When I was much younger, my favorite card was Icy Manipulator with the original artwork. I was so disappointed when it got reprinted with such ugly artwork in Ice Age. When I returned to the game recently, an Unlimited Icy Manipulator was my first purchase—just for my collection, not to play.

What’s your all-time most hated Magic card(s)?

Anything that gives you extra turns. It’s like the “skip” card in Uno. If you skip, I pretty much hate you. Just kidding. Sort of.

If you could make one big change in how Magic operates, what would it be—and does CastHaven have a role to play in that?

I leave the game play up to Wizards, but the secondary market of Magic needs to change. First, transaction costs need to go down. Players and stores should not need to lose 8–15% per transaction. Second, sellers need to receive payment faster. As soon as the cards are checked out, payment should be sent. People shouldn’t need to wait more than 10 business days to get paid. That’s outrageous and CastHaven will change that.

Second, local game stores need to have an online presence that works: fast, easy-to-use buylists. I imagine players buylisting their cards at home, submitting the order to their local game store, heading over to that game store, dropping the order off, and getting paid in cash or credit. It saves players time and it saves stores time. Time saved means more time for playing and more business, which means more fun and money for everyone. Win-win.

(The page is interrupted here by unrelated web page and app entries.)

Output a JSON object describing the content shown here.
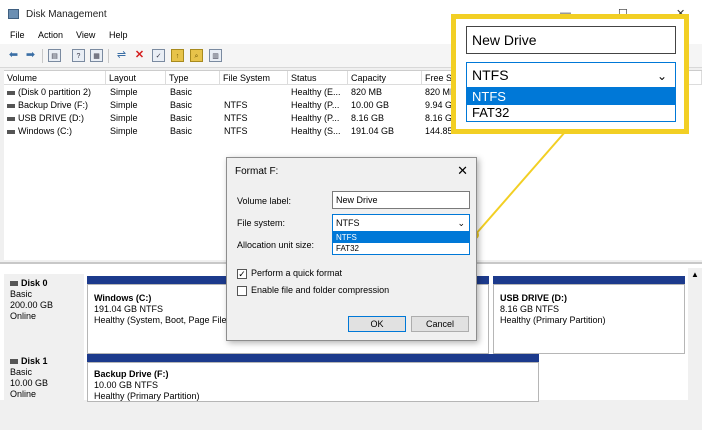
{
  "window": {
    "title": "Disk Management"
  },
  "menu": [
    "File",
    "Action",
    "View",
    "Help"
  ],
  "volume_table": {
    "columns": [
      "Volume",
      "Layout",
      "Type",
      "File System",
      "Status",
      "Capacity",
      "Free Sp"
    ],
    "rows": [
      [
        "(Disk 0 partition 2)",
        "Simple",
        "Basic",
        "",
        "Healthy (E...",
        "820 MB",
        "820 MB"
      ],
      [
        "Backup Drive (F:)",
        "Simple",
        "Basic",
        "NTFS",
        "Healthy (P...",
        "10.00 GB",
        "9.94 GB"
      ],
      [
        "USB DRIVE (D:)",
        "Simple",
        "Basic",
        "NTFS",
        "Healthy (P...",
        "8.16 GB",
        "8.16 GB"
      ],
      [
        "Windows (C:)",
        "Simple",
        "Basic",
        "NTFS",
        "Healthy (S...",
        "191.04 GB",
        "144.85 GB"
      ]
    ]
  },
  "disks": [
    {
      "name": "Disk 0",
      "type": "Basic",
      "size": "200.00 GB",
      "state": "Online",
      "partitions": [
        {
          "name": "Windows (C:)",
          "detail": "191.04 GB NTFS",
          "status": "Healthy (System, Boot, Page File,"
        },
        {
          "name": "USB DRIVE (D:)",
          "detail": "8.16 GB NTFS",
          "status": "Healthy (Primary Partition)"
        }
      ]
    },
    {
      "name": "Disk 1",
      "type": "Basic",
      "size": "10.00 GB",
      "state": "Online",
      "partitions": [
        {
          "name": "Backup Drive (F:)",
          "detail": "10.00 GB NTFS",
          "status": "Healthy (Primary Partition)"
        }
      ]
    }
  ],
  "dialog": {
    "title": "Format F:",
    "volume_label_label": "Volume label:",
    "volume_label_value": "New Drive",
    "file_system_label": "File system:",
    "file_system_value": "NTFS",
    "file_system_options": [
      "NTFS",
      "FAT32"
    ],
    "alloc_label": "Allocation unit size:",
    "quick_format_label": "Perform a quick format",
    "quick_format_checked": true,
    "compression_label": "Enable file and folder compression",
    "compression_checked": false,
    "ok_label": "OK",
    "cancel_label": "Cancel"
  },
  "callout": {
    "volume_label_value": "New Drive",
    "file_system_value": "NTFS",
    "options": [
      "NTFS",
      "FAT32"
    ],
    "border_color": "#f2cf24"
  }
}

What would success in terms of CastHaven mean to you? Where do you want CastHaven to be in one, three, or five years?

Success for CastHaven would be to become the platform players and stores choose to buy, sell, and discuss Magic on, which means building CastHaven into a strong community of players and stores and a comprehensive platform with which to access news, discussions, card tools, and pricing.

In one year, I want to have grown the community to a few thousand users and a seamless marketplace. In three years I want to be a portal that aggregates hundreds of local game stores’  pricing and buylists and all the online news about Magic.

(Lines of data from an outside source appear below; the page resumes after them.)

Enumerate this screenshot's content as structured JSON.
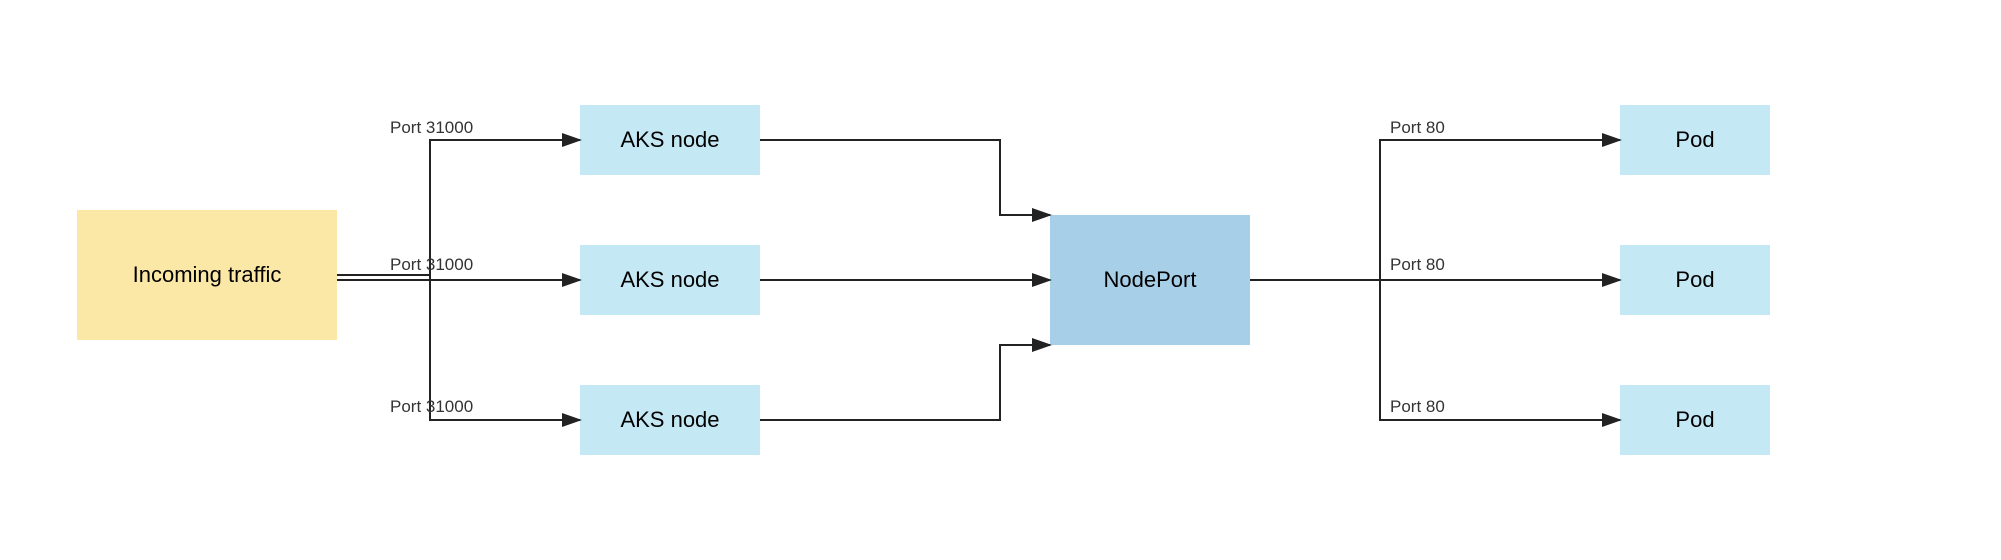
{
  "nodes": {
    "incoming": {
      "label": "Incoming traffic"
    },
    "aks1": {
      "label": "AKS node"
    },
    "aks2": {
      "label": "AKS node"
    },
    "aks3": {
      "label": "AKS node"
    },
    "nodeport": {
      "label": "NodePort"
    },
    "pod1": {
      "label": "Pod"
    },
    "pod2": {
      "label": "Pod"
    },
    "pod3": {
      "label": "Pod"
    }
  },
  "labels": {
    "port31000_top": "Port 31000",
    "port31000_mid": "Port 31000",
    "port31000_bot": "Port 31000",
    "port80_top": "Port 80",
    "port80_mid": "Port 80",
    "port80_bot": "Port 80"
  }
}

And in five years? I want CastHaven be in every Magic players’ web-browser bookmark bar.

23/17 is a Hipsters of the Coast column focused on Limited play—primarily draft and sealed, but also cubing, 2HG, and anything else we can come up with. The name refers to the “Golden Ratio” of a Limited deck: 23 spells and 17 lands. Follow Hunter at @hrslaton.

Don't Miss Out!

Sign up for the Hipsters Newsletter for weekly updates.